The soft roads were cutting up so badly that the going was indeed difficult for the late runners, especially those in Group N cars. An exception was Alessandro Fiorio who, as a B-seeded driver, was at number 19 in his Lancia Delta. He was thus driving in far better conditions than his group rivals and won the category comfortably, although he was given a run for his money by Hämäläinen until his Ford Sierra Cosworth blew its head gasket.
Up front by this time, Alén was extending his lead, team-mate Kankkunen having dropped down. Behind the leader, the two Ford drivers were having something of a fight, but this was eventually resolved when Vatanen moved ahead.
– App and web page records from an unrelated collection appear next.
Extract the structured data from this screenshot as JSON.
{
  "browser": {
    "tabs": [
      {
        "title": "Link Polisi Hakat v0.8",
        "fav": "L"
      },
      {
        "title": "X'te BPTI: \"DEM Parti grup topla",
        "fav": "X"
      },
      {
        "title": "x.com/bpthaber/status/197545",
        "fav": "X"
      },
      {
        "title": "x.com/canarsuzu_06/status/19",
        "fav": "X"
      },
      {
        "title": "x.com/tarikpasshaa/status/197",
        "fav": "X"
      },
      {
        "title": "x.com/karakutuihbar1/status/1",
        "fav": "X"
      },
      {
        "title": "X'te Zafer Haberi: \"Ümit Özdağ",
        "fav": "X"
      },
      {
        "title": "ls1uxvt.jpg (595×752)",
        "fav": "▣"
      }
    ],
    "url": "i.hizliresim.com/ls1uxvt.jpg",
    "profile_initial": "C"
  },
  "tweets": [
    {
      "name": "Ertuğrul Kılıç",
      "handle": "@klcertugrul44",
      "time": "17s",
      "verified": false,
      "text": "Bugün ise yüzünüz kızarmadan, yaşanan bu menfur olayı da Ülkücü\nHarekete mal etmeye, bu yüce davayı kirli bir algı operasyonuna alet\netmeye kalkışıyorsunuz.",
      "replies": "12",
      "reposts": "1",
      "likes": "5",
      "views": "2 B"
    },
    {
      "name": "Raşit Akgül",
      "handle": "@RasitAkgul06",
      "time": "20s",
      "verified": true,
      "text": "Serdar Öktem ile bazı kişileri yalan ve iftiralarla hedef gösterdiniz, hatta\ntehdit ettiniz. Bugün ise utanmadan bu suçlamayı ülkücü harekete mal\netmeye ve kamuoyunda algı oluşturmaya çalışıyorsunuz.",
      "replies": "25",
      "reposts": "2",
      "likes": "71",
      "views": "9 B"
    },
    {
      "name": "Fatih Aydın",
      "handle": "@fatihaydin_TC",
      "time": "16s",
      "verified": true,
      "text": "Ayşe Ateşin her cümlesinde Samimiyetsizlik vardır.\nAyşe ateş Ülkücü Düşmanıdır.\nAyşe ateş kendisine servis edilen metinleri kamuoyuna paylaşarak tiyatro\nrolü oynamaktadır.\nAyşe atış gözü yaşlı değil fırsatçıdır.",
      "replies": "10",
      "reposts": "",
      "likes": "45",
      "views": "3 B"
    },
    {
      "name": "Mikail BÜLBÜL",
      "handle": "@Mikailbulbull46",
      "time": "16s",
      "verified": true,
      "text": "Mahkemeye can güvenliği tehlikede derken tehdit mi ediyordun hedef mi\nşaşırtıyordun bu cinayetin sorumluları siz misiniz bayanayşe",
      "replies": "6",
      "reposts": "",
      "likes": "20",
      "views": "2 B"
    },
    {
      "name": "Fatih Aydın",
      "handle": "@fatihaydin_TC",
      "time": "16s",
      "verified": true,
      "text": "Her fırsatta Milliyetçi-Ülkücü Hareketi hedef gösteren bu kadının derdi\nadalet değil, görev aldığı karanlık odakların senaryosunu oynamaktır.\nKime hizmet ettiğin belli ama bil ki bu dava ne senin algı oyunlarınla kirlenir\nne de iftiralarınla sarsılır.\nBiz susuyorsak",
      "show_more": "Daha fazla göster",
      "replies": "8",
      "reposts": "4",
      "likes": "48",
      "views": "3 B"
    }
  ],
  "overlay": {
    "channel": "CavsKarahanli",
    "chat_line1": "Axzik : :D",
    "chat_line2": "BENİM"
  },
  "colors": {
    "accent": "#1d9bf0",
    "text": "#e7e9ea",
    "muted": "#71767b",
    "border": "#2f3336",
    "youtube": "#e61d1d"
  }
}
On one tarmac stage in a town, both cars slid into traffic bollards, Vatanen then needing a new drive-shaft and suspension but Blomqvist only a new wheel. They had been using Monte Carlo type racing tyres which warm up quickly, but they had in fact overheated, causing loss of adhesion. The delays allowed Blomqvist to get ahead of Vatanen, but it was not long before their positions were reversed again.
Kankkunen needed a new gearbox, and remarked later that he had experienced more trouble on this rally than during the past two years put together. At one service point he was even heard remarking to his father, “It would be a good day to go duck shooting!”
Eklund began having gear selection trouble which became so bad that eventually co-driver Dave Whittock had to do the gear-changing as Well as read the notes, and even had to hold the lever in gear as they drove along the stages. His left palm was red and swollen when they came to the finish — in fourth place.
The result means that Massimo Biasion is now back in third place in the championship, six points behind Alen and Kankkunen who share the lead. In the remaining rounds there is clearly going to be quite a battle, if Lancia’s team management allows it.
Despite the unwarranted interference by FISA, the Rally of The Thousand Lakes was nevertheless a huge success and an example of first class organisation.
It would be much better, of course, if FISA kept its meddling hands off the world’s great rallies, and they include the Safari, which was said in Finland to be under consideration by FISA for removal from the championship because of difficulties getting it to conform to essentially European standards. What complete and utter rubbish! GP